── SUPPLIED MATERIAL ──

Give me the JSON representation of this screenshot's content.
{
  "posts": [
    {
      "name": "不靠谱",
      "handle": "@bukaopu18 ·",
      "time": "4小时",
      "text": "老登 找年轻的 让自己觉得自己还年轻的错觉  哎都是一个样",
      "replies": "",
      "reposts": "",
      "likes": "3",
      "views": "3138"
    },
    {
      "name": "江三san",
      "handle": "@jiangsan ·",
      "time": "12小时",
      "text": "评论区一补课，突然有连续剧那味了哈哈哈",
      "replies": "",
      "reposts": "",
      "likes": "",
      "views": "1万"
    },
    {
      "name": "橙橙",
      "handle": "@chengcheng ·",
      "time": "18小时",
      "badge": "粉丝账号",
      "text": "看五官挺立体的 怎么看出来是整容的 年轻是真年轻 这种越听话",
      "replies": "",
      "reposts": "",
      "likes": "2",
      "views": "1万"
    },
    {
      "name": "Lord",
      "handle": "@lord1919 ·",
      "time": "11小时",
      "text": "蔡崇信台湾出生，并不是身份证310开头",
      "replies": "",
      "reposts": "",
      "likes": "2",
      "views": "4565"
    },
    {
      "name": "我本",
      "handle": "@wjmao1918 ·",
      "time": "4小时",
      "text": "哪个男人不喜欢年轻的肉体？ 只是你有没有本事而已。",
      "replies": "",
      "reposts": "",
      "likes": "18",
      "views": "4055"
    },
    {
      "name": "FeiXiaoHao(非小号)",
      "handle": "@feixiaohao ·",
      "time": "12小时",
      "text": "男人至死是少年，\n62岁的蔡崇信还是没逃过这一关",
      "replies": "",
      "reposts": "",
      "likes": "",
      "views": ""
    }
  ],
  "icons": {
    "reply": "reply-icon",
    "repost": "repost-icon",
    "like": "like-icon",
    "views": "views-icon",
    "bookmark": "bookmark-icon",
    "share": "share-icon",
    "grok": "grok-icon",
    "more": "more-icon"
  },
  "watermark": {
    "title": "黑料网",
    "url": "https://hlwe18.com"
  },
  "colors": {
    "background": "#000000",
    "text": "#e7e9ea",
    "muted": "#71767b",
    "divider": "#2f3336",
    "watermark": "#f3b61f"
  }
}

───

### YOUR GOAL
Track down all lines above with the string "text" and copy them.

### ANSWER TO THIS EXERCISE
      "text": "老登 找年轻的 让自己觉得自己还年轻的错觉  哎都是一个样",
      "text": "评论区一补课，突然有连续剧那味了哈哈哈",
      "text": "看五官挺立体的 怎么看出来是整容的 年轻是真年轻 这种越听话",
      "text": "蔡崇信台湾出生，并不是身份证310开头",
      "text": "哪个男人不喜欢年轻的肉体？ 只是你有没有本事而已。",
      "text": "男人至死是少年，\n62岁的蔡崇信还是没逃过这一关",
    "text": "#e7e9ea",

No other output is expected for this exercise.